Audible is my favorite of all of the shorts because it presents a likeable, engaging group of people who refuse to be defined by their disabilities. The film follows a football team in Maryland at a school for deaf students who also happens to be one of the best in the country. Audible‘s main “character” is Amaree, whose re-connection with his absent father is contrasted with his final year playing football, and all the drama that entails. The future is uncertain for all young deaf people, as evident from a heartbreaking story of one of Amaree’s peers, but that doesn’t stop Audible‘s subjects from living in the moment to the fullest.
11. The Mitchells vs. The Machines (Best Animated Feature)
2021 was sorely lacking in memorable big studio comedies, but The Mitchells vs. the Machines made me laugh more than any of them. Satirical takes on how the overabundance of smart technology will lead to the robot apocalypse may be overdone by now, but director Michael Rianda grounds it in a family story with heart at its center. The film also looks fantastic, a kind of cel-shaded aesthetic akin to Sony’s previous award winner, Into the Spider-Verse. It’s not often that an animated film feels like it was borne from a singular voice, and it’s what sets Mitchells vs. the Machines apart from its competition for me.
10. Spencer (Best Actress)
One of the greatest mysteries of this year’s Oscar season is the cliff-dive that Spencer has faced in its awards prospects. At one point in the conversation for a potential Best Picture nomination, the film had to settle for its lone Best Actress nomination for Kristen Stewart – and even that was in doubt on nomination morning. From costumes to production design to original score, Spencer had all the components to make a hefty nomination haul but was shot down like a pheasant by voters.

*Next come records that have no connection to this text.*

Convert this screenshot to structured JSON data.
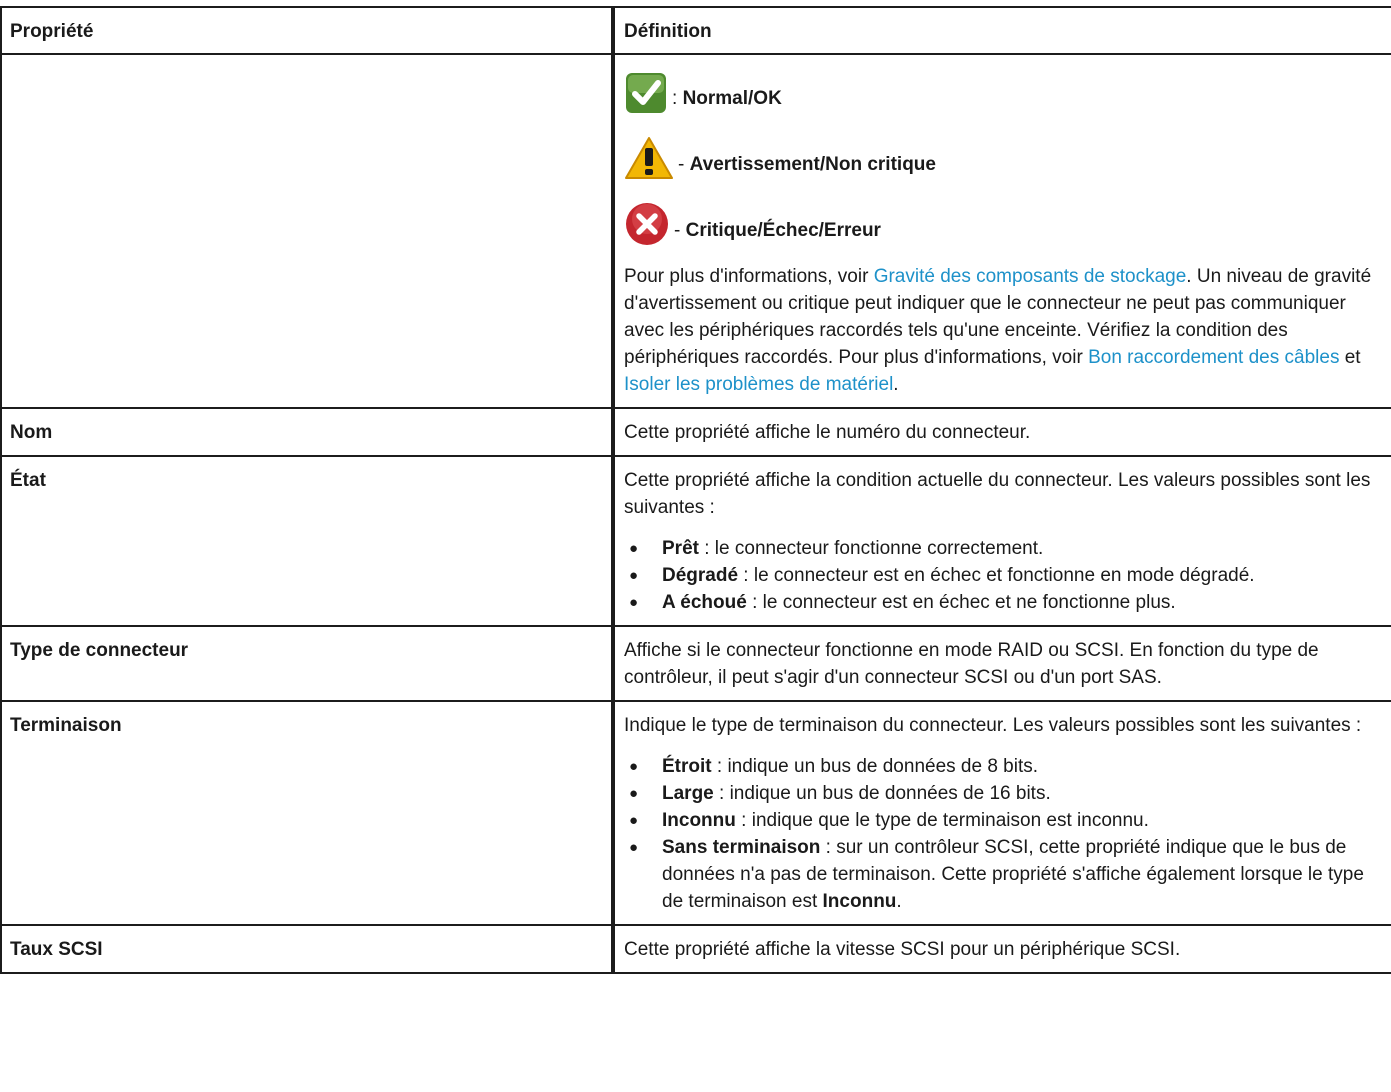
{
  "table": {
    "headers": [
      "Propriété",
      "Définition"
    ],
    "status_row": {
      "legend": [
        {
          "icon": "check-icon",
          "sep": ": ",
          "label": "Normal/OK"
        },
        {
          "icon": "warning-icon",
          "sep": "- ",
          "label": "Avertissement/Non critique"
        },
        {
          "icon": "error-icon",
          "sep": "- ",
          "label": "Critique/Échec/Erreur"
        }
      ],
      "p1_before": "Pour plus d'informations, voir ",
      "link1": "Gravité des composants de stockage",
      "p1_mid": ". Un niveau de gravité d'avertissement ou critique peut indiquer que le connecteur ne peut pas communiquer avec les périphériques raccordés tels qu'une enceinte. Vérifiez la condition des périphériques raccordés. Pour plus d'informations, voir ",
      "link2": "Bon raccordement des câbles",
      "p1_and": " et ",
      "link3": "Isoler les problèmes de matériel",
      "p1_end": "."
    },
    "nom": {
      "label": "Nom",
      "text": "Cette propriété affiche le numéro du connecteur."
    },
    "etat": {
      "label": "État",
      "intro": "Cette propriété affiche la condition actuelle du connecteur. Les valeurs possibles sont les suivantes :",
      "items": [
        {
          "term": "Prêt",
          "desc": " : le connecteur fonctionne correctement."
        },
        {
          "term": "Dégradé",
          "desc": " : le connecteur est en échec et fonctionne en mode dégradé."
        },
        {
          "term": "A échoué",
          "desc": " : le connecteur est en échec et ne fonctionne plus."
        }
      ]
    },
    "type": {
      "label": "Type de connecteur",
      "text": "Affiche si le connecteur fonctionne en mode RAID ou SCSI. En fonction du type de contrôleur, il peut s'agir d'un connecteur SCSI ou d'un port SAS."
    },
    "term": {
      "label": "Terminaison",
      "intro": "Indique le type de terminaison du connecteur. Les valeurs possibles sont les suivantes :",
      "items": [
        {
          "term": "Étroit",
          "desc": " : indique un bus de données de 8 bits."
        },
        {
          "term": "Large",
          "desc": " : indique un bus de données de 16 bits."
        },
        {
          "term": "Inconnu",
          "desc": " : indique que le type de terminaison est inconnu."
        }
      ],
      "last_term": "Sans terminaison",
      "last_desc": " : sur un contrôleur SCSI, cette propriété indique que le bus de données n'a pas de terminaison. Cette propriété s'affiche également lorsque le type de terminaison est ",
      "last_bold": "Inconnu",
      "last_end": "."
    },
    "taux": {
      "label": "Taux SCSI",
      "text": "Cette propriété affiche la vitesse SCSI pour un périphérique SCSI."
    },
    "bullet": "●",
    "colors": {
      "link": "#1d91c9",
      "border": "#1c1c1c",
      "ok": "#4e8a2e",
      "warning": "#f2b705",
      "error": "#c4262e"
    }
  }
}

Granted, a biopic as experimental as what director Pablo Larrain gave us probably grated Academy members who simply wanted to see a by-the-numbers re-telling of Princess Diana’s life, but what made Spencer prickly is what made it special.